For my PhD I worked on the quantification of uncertainties in climate predictions of the Antarctic ice sheet. I am particularly interested in the role, and statistical treatment, of earth observations (measurements) when it comes to setting up ice sheet model simulations so that we can give the model a good starting position. Furthermore, I looked into ways to address the quality of said simulations by comparing the initial behaviour with additional measurements. This helps to ensure that we can focus our attention on the most promising projections.
I am now working in an ESA Climate Change Initiative project as member of the Climate Model User Group. I am working at the interface between model and observational data. We investigate, from a modeller’s perspective, how satellite data products can be optimally exploited for global climate model evaluation. It has felt very empowering to return to the place of my undergraduate studies as a member of staff.
I did my PhD on modern pollen-vegetation relationships in Ghana, essentially calibrating the fossil pollen record using modern pollen traps to help us understand how vegetation responds to climate over long time scales.
After submitting my PhD thesis for examination, I worked as a Policy Intern with the British Ecological Society and tutored with The Brilliant Club, a charity that offers university-style tutorials to students from non-selective state schools. After this, I did teacher training through Schools Direct and got my PGCert in secondary science. I decided, however, that I missed research so applied for postdoctoral fellowships, eventually being offered one in South Africa at the University of Cape Town. I now work on pollen records from Namibia, reconstructing fire and vegetation dynamics over the past 1000 years. I have recently also successfully applied to be an Associate Lecturer with the OU, so will hopefully be tutoring on S111 come October 2020.
The role of trees in the exchange of trace greenhouse gases (such as methane) between the biosphere and the atmosphere has only recently been a subject of interest to ecosystem scientists. My PhD aimed to answer how trees contributed to ecosystem exchange in tropical and temperate forests. I used these smaller studies to then explore the regional and global impacts of tree stem gas exchange on greenhouse gas budgets.
Since finishing my PhD I have started a role as a Marketing Science Analyst at a marketing agency. I use the statistical and data analysis skills I acquired throughout my PhD to derive insights from advertising and customer data to help a wide range of clients improve their sales and better focus their media campaigns.

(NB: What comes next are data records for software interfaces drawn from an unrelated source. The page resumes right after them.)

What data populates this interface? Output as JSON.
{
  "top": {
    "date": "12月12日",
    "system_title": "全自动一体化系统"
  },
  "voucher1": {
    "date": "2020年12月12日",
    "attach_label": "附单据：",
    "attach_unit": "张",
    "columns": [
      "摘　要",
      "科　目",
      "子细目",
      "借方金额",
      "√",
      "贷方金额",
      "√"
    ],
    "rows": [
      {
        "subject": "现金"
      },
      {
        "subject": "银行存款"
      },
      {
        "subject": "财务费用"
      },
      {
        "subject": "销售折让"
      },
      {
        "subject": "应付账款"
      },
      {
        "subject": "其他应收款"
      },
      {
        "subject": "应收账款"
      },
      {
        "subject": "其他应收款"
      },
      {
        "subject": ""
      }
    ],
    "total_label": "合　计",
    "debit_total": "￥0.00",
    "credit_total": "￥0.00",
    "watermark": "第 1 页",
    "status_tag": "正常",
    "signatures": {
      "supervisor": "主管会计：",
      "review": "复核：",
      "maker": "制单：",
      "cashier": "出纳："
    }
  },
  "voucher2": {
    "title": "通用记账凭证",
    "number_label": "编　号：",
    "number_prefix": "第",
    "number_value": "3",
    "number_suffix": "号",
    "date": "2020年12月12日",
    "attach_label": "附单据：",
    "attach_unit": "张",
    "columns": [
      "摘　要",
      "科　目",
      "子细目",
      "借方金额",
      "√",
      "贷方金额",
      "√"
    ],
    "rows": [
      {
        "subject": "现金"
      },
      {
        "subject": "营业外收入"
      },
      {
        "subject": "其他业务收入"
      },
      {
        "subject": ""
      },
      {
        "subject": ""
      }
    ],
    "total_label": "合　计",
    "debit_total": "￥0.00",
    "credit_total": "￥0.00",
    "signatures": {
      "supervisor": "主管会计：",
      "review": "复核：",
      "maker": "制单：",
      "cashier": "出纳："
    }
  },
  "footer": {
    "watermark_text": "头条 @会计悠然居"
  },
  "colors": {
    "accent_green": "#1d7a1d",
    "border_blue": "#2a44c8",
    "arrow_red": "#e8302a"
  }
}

I studied the effects of volcanic gases from Masaya Volcano (Nicaragua) on the downwind ecosystem for my PhD. I was fortunate to have several fieldtrips to Nicaragua, some with Earthwatch, where I collected data on volcanic gas emissions and plant communities downwind of the volcano. I found high levels of volcanic gases favoured a few grassland species over the diverse tropical dry forest that would otherwise have been expected.
A few days after my handing in the final hardbound copy of my thesis in March 2016 my first son was born! I wanted to stay at home with him for at least his first year but alongside being a mother I have enjoyed working on several projects for the Open University and Science Made Simple.
I have helped to manage a large EU funded research project (PERFORM) looking at science communication through theatre in secondary schools, written content for an Open University module (S309), gained teaching experience assisting with fieldcasts for an Open University module (S206) and updated the EEES School website. These have built on the skills I gained during my PhD and I hope will help with the next step in my career.
We are looking for a Research Associate to work within the Floodplain Meadows Partnership team in EEES. The post is fixed-term and part-time.
New research published in the high-profile journal Science has explored the reproductive complexity of plants.